“Thank you, but tonight it is ‘Karen! Karen! Karen! Karen!’” he said. This created a bit of confusion, and chants of both names mixed together before the audience seemingly decided the moment had passed and stopped abruptly.
As Sanders spoke from the podium, Bass remained on stage next to risers full of her Youth For Bass campaign volunteers and listened to the senator speak, mostly smiling and nodding along in solidarity to her endorser’s points.
“I want to do something tonight that is not often done by politicians — I’m gonna tell you the truth,” he said. “And the truth is….”
Sanders was then interrupted by someone at the front of the crowd wearing a white hazmat-style suit, who began to shout questions. Then another person joined the first in shouting at Sanders, and members of the crowd in turn started yelling at them. Other crowd members cheered for Sanders, while the senator’s voice carried on above the commotion. He picked up from the cliffhanger without skipping a beat, saying that “…we live in an unprecedented moment in American history, where the challenges we face today are more difficult than at any time in our lifetime.”
The hecklers were removed from the event while Sanders continued, seemingly unbothered. This commotion lasted around three minutes.
“We are looking at more drought, more floods, and more extreme weather disturbances,” Sanders said. “And in terms of disturbances, we’re not gonna allow a handful of people to disrupt this meeting.” The crowd cheered in response, chanting his name again.
Sanders asked his listeners to work “as hard as you can” to elect Bass and other progressives. He then asked them to “continue to struggle” after the election “to make sure that, in America, we have the economic justice we deserve, the social justice we deserve, the racial justice we deserve, [and] the environmental justice we deserve.”
Perseverance, action and making “big changes” together; statements of defiance towards greed; pleas for progressive votes; powerful sentiments of “we” —of “us.” These ideas are what generated Bass’ “campaign for the people”…and what saturated the crowd with the Bern for Bass.
The general election is on Nov. 8. Voters can submit their ballot by mail, in a ballot drop-off box, or to a person at a local voting center.

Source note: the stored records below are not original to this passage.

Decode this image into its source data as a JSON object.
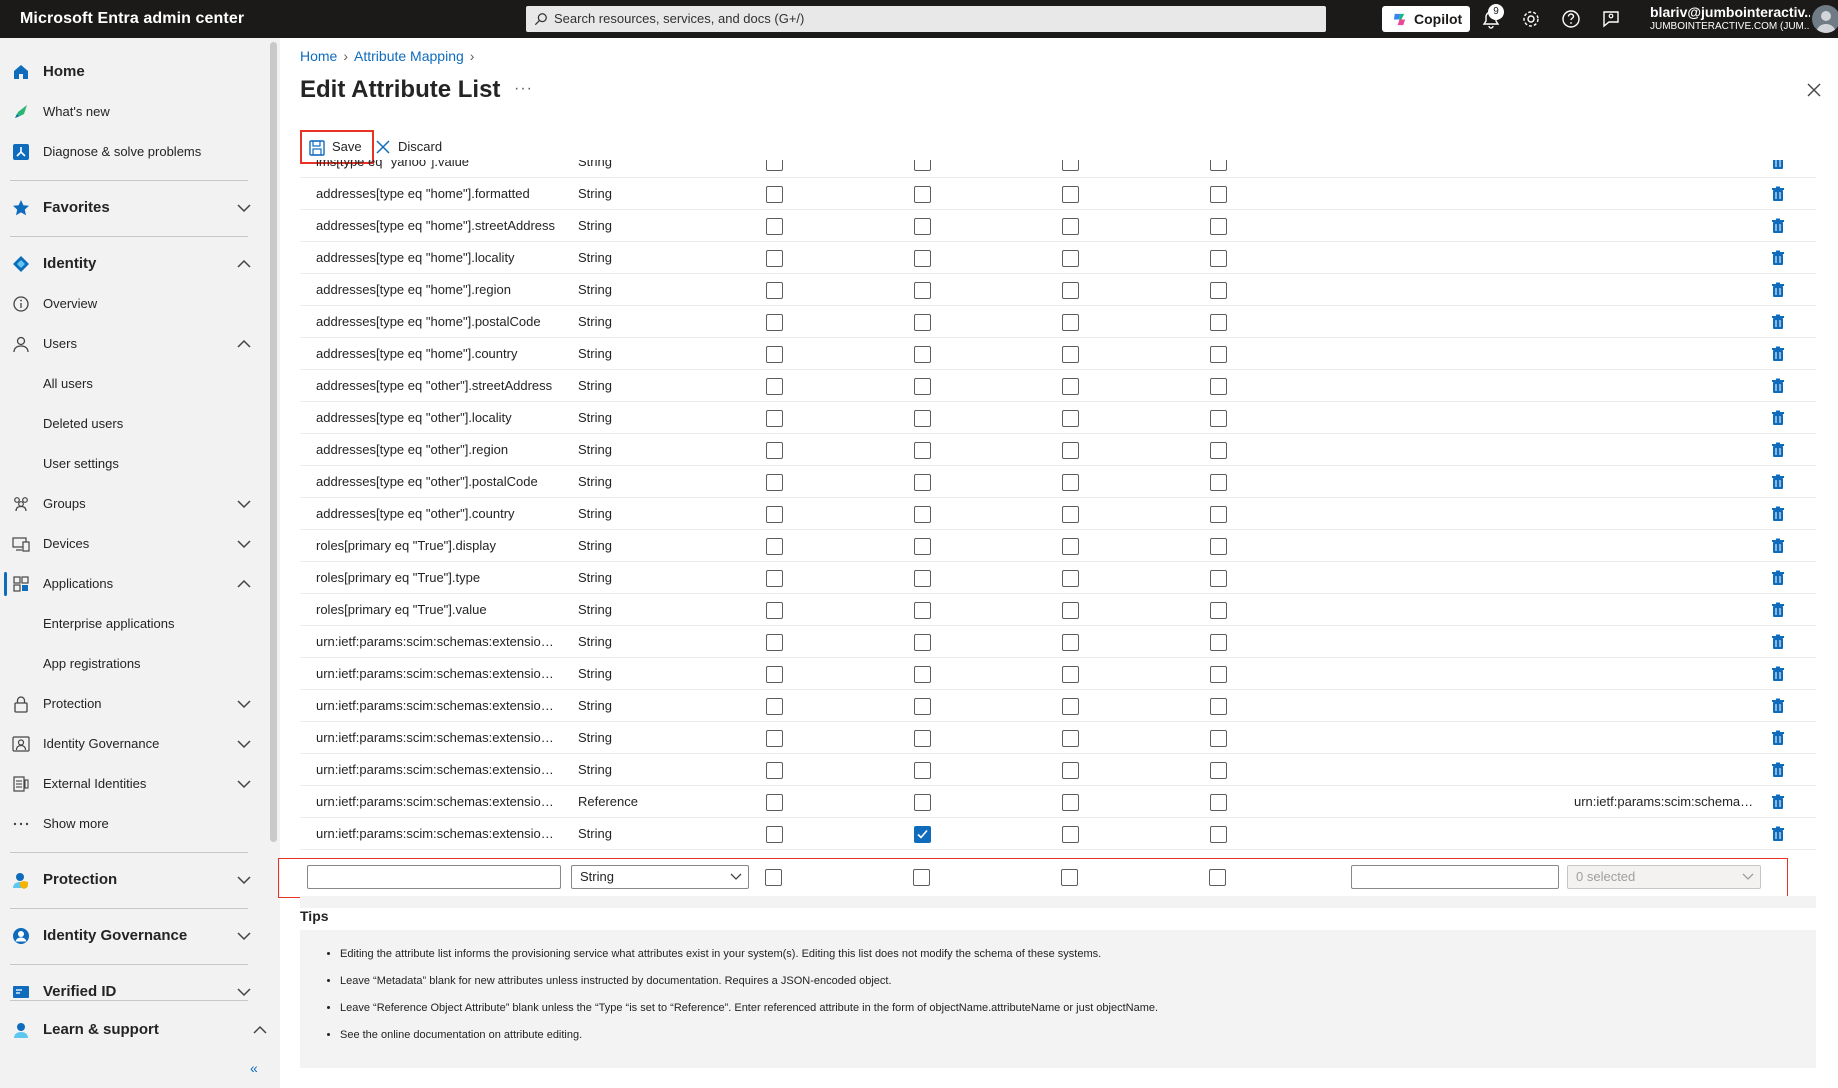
{
  "topbar": {
    "brand": "Microsoft Entra admin center",
    "search_placeholder": "Search resources, services, and docs (G+/)",
    "copilot_label": "Copilot",
    "notification_count": "9",
    "user_name": "blariv@jumbointeractiv...",
    "user_tenant": "JUMBOINTERACTIVE.COM (JUM..."
  },
  "sidebar": {
    "home": "Home",
    "whats_new": "What's new",
    "diagnose": "Diagnose & solve problems",
    "favorites": "Favorites",
    "identity": "Identity",
    "overview": "Overview",
    "users": "Users",
    "all_users": "All users",
    "deleted_users": "Deleted users",
    "user_settings": "User settings",
    "groups": "Groups",
    "devices": "Devices",
    "applications": "Applications",
    "enterprise_apps": "Enterprise applications",
    "app_registrations": "App registrations",
    "protection": "Protection",
    "identity_governance": "Identity Governance",
    "external_identities": "External Identities",
    "show_more": "Show more",
    "protection_section": "Protection",
    "identity_governance_section": "Identity Governance",
    "verified_id": "Verified ID",
    "learn_support": "Learn & support",
    "collapse": "«"
  },
  "breadcrumb": {
    "home": "Home",
    "attribute_mapping": "Attribute Mapping"
  },
  "page": {
    "title": "Edit Attribute List",
    "more": "···"
  },
  "toolbar": {
    "save": "Save",
    "discard": "Discard"
  },
  "rows": [
    {
      "name": "ims[type eq \"yahoo\"].value",
      "type": "String",
      "checks": [
        false,
        false,
        false,
        false
      ],
      "ref": ""
    },
    {
      "name": "addresses[type eq \"home\"].formatted",
      "type": "String",
      "checks": [
        false,
        false,
        false,
        false
      ],
      "ref": ""
    },
    {
      "name": "addresses[type eq \"home\"].streetAddress",
      "type": "String",
      "checks": [
        false,
        false,
        false,
        false
      ],
      "ref": ""
    },
    {
      "name": "addresses[type eq \"home\"].locality",
      "type": "String",
      "checks": [
        false,
        false,
        false,
        false
      ],
      "ref": ""
    },
    {
      "name": "addresses[type eq \"home\"].region",
      "type": "String",
      "checks": [
        false,
        false,
        false,
        false
      ],
      "ref": ""
    },
    {
      "name": "addresses[type eq \"home\"].postalCode",
      "type": "String",
      "checks": [
        false,
        false,
        false,
        false
      ],
      "ref": ""
    },
    {
      "name": "addresses[type eq \"home\"].country",
      "type": "String",
      "checks": [
        false,
        false,
        false,
        false
      ],
      "ref": ""
    },
    {
      "name": "addresses[type eq \"other\"].streetAddress",
      "type": "String",
      "checks": [
        false,
        false,
        false,
        false
      ],
      "ref": ""
    },
    {
      "name": "addresses[type eq \"other\"].locality",
      "type": "String",
      "checks": [
        false,
        false,
        false,
        false
      ],
      "ref": ""
    },
    {
      "name": "addresses[type eq \"other\"].region",
      "type": "String",
      "checks": [
        false,
        false,
        false,
        false
      ],
      "ref": ""
    },
    {
      "name": "addresses[type eq \"other\"].postalCode",
      "type": "String",
      "checks": [
        false,
        false,
        false,
        false
      ],
      "ref": ""
    },
    {
      "name": "addresses[type eq \"other\"].country",
      "type": "String",
      "checks": [
        false,
        false,
        false,
        false
      ],
      "ref": ""
    },
    {
      "name": "roles[primary eq \"True\"].display",
      "type": "String",
      "checks": [
        false,
        false,
        false,
        false
      ],
      "ref": ""
    },
    {
      "name": "roles[primary eq \"True\"].type",
      "type": "String",
      "checks": [
        false,
        false,
        false,
        false
      ],
      "ref": ""
    },
    {
      "name": "roles[primary eq \"True\"].value",
      "type": "String",
      "checks": [
        false,
        false,
        false,
        false
      ],
      "ref": ""
    },
    {
      "name": "urn:ietf:params:scim:schemas:extension:...",
      "type": "String",
      "checks": [
        false,
        false,
        false,
        false
      ],
      "ref": ""
    },
    {
      "name": "urn:ietf:params:scim:schemas:extension:...",
      "type": "String",
      "checks": [
        false,
        false,
        false,
        false
      ],
      "ref": ""
    },
    {
      "name": "urn:ietf:params:scim:schemas:extension:...",
      "type": "String",
      "checks": [
        false,
        false,
        false,
        false
      ],
      "ref": ""
    },
    {
      "name": "urn:ietf:params:scim:schemas:extension:...",
      "type": "String",
      "checks": [
        false,
        false,
        false,
        false
      ],
      "ref": ""
    },
    {
      "name": "urn:ietf:params:scim:schemas:extension:...",
      "type": "String",
      "checks": [
        false,
        false,
        false,
        false
      ],
      "ref": ""
    },
    {
      "name": "urn:ietf:params:scim:schemas:extension:...",
      "type": "Reference",
      "checks": [
        false,
        false,
        false,
        false
      ],
      "ref": "urn:ietf:params:scim:schemas..."
    },
    {
      "name": "urn:ietf:params:scim:schemas:extension:...",
      "type": "String",
      "checks": [
        false,
        true,
        false,
        false
      ],
      "ref": ""
    }
  ],
  "new_row": {
    "name_value": "",
    "type_value": "String",
    "ref_value": "",
    "multi_select": "0 selected"
  },
  "tips": {
    "heading": "Tips",
    "items": [
      "Editing the attribute list informs the provisioning service what attributes exist in your system(s). Editing this list does not modify the schema of these systems.",
      "Leave “Metadata” blank for new attributes unless instructed by documentation. Requires a JSON-encoded object.",
      "Leave “Reference Object Attribute” blank unless the “Type “is set to “Reference”. Enter referenced attribute in the form of objectName.attributeName or just objectName.",
      "See the online documentation on attribute editing."
    ]
  },
  "colors": {
    "accent": "#0f6cbd",
    "highlight": "#e83223",
    "topbar": "#1b1a19"
  }
}
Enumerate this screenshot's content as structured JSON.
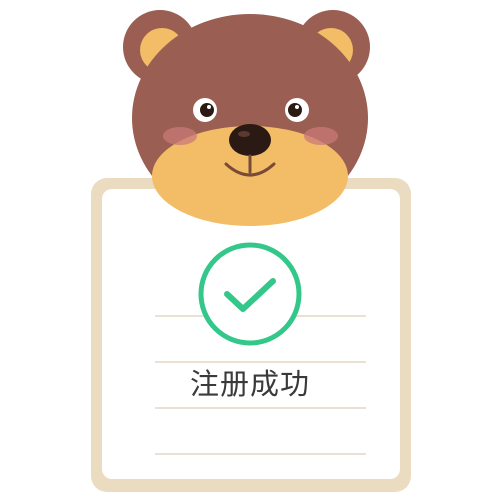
{
  "status": {
    "message": "注册成功"
  },
  "colors": {
    "success_green": "#33c78a",
    "card_border": "#ebdcc1",
    "bear_brown": "#9a5e52",
    "bear_muzzle": "#f2bd66"
  },
  "icons": {
    "mascot": "bear-mascot-icon",
    "status": "checkmark-circle-icon"
  }
}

In LA county, there are already over 100 early voting centers open. Estrada, Bass and Bernie urged voters, especially those eligible in the younger generation, to get in their ballots and encourage others to do the same.

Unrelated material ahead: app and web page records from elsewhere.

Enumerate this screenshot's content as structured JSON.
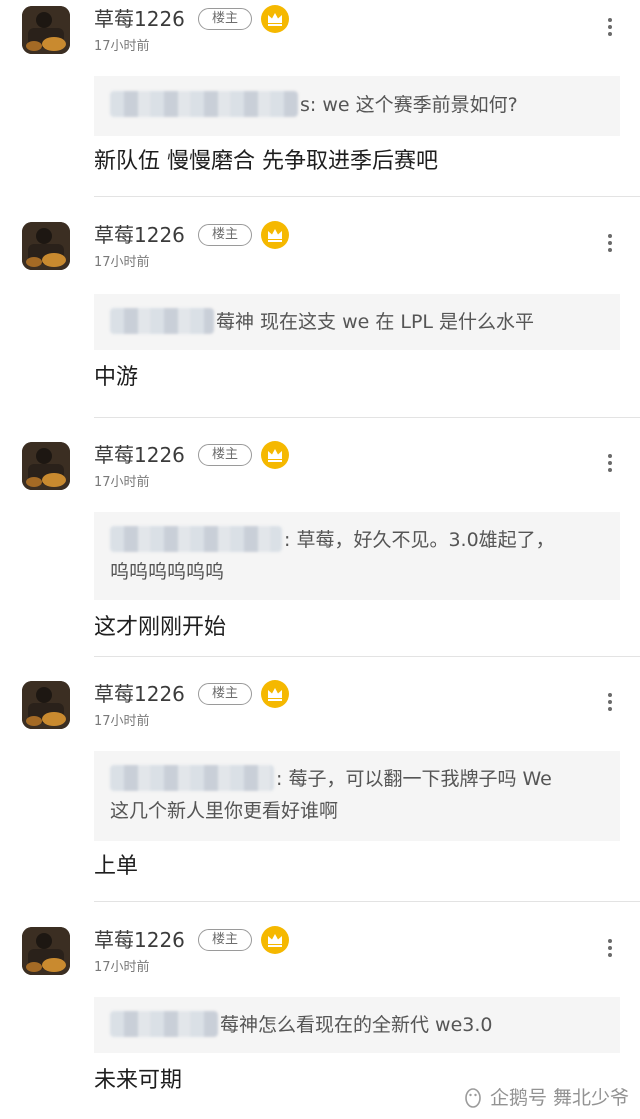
{
  "comments": [
    {
      "author": "草莓1226",
      "badge": "楼主",
      "time": "17小时前",
      "quote_text": "s: we 这个赛季前景如何?",
      "reply": "新队伍 慢慢磨合 先争取进季后赛吧"
    },
    {
      "author": "草莓1226",
      "badge": "楼主",
      "time": "17小时前",
      "quote_text": "莓神 现在这支 we 在 LPL 是什么水平",
      "reply": "中游"
    },
    {
      "author": "草莓1226",
      "badge": "楼主",
      "time": "17小时前",
      "quote_text": ": 草莓，好久不见。3.0雄起了，",
      "quote_text_2": "呜呜呜呜呜呜",
      "reply": "这才刚刚开始"
    },
    {
      "author": "草莓1226",
      "badge": "楼主",
      "time": "17小时前",
      "quote_text": ": 莓子，可以翻一下我牌子吗 We",
      "quote_text_2": "这几个新人里你更看好谁啊",
      "reply": "上单"
    },
    {
      "author": "草莓1226",
      "badge": "楼主",
      "time": "17小时前",
      "quote_text": "莓神怎么看现在的全新代 we3.0",
      "reply": "未来可期"
    }
  ],
  "watermark": "企鹅号 舞北少爷",
  "colors": {
    "crown": "#f5b800",
    "quote_bg": "#f5f5f5",
    "divider": "#e3e3e3"
  },
  "icons": {
    "crown": "crown-icon",
    "more": "more-vertical-icon",
    "avatar": "avatar-image"
  }
}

“I decided when I was their age,” Bass said gesturing to Estrada and the other young volunteers behind her, “that I wanted to spend my life fighting for justice, and I hope that they make that commitment too. Because the fight for justice never ends, and we always need the next wave, the next generation, to pass that baton on to.”

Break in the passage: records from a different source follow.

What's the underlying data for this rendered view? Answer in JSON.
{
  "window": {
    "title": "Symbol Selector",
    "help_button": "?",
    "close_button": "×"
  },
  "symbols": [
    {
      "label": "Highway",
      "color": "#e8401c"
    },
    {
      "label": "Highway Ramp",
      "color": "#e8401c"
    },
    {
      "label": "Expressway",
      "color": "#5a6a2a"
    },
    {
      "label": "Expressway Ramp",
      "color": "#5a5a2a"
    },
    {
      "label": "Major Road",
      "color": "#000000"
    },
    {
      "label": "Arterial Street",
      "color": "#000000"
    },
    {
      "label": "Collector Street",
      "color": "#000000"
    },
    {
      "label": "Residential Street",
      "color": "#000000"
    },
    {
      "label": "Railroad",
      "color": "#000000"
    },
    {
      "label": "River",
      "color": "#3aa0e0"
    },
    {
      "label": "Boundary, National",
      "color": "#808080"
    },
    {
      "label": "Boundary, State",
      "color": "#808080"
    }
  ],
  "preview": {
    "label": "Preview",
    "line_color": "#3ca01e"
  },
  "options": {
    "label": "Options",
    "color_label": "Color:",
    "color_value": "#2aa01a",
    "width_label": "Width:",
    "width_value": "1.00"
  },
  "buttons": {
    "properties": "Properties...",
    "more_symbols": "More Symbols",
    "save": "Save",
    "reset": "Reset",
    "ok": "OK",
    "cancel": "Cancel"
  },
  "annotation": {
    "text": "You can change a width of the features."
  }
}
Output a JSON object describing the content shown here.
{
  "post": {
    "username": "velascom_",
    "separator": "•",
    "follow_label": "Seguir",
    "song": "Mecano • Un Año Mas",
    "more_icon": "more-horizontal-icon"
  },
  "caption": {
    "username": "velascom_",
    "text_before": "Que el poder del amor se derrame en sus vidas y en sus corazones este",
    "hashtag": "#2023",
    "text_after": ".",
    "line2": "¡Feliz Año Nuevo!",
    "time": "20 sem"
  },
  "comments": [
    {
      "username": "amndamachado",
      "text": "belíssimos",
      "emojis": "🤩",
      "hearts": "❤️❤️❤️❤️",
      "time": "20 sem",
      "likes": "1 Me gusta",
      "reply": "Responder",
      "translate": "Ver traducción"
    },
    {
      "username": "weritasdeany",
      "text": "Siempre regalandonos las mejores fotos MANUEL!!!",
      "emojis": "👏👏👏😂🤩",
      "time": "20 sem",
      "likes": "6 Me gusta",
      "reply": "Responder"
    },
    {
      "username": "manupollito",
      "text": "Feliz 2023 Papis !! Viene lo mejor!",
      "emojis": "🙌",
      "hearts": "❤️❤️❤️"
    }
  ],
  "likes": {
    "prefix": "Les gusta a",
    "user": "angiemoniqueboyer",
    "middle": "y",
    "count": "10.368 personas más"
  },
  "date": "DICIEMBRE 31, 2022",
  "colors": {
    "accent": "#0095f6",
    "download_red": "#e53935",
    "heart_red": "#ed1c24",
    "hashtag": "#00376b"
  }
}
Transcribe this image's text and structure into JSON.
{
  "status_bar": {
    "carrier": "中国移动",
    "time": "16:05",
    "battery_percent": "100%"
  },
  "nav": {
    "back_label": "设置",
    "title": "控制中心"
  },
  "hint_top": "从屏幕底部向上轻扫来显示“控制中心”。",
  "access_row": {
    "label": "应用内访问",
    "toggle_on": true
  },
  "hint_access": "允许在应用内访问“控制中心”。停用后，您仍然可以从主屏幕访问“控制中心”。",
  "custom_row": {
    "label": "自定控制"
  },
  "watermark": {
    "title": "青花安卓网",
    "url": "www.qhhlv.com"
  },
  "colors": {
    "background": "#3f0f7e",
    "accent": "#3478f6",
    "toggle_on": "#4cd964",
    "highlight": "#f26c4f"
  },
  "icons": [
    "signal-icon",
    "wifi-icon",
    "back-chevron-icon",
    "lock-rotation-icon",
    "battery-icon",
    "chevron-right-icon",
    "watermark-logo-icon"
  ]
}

Sanders wrapped up the event with a final call for action. “…Real change comes when millions of people stand up and say, ‘Enough is enough! We are prepared to fight and create the nation we deserve,’” he declared. “Thank you all very much.”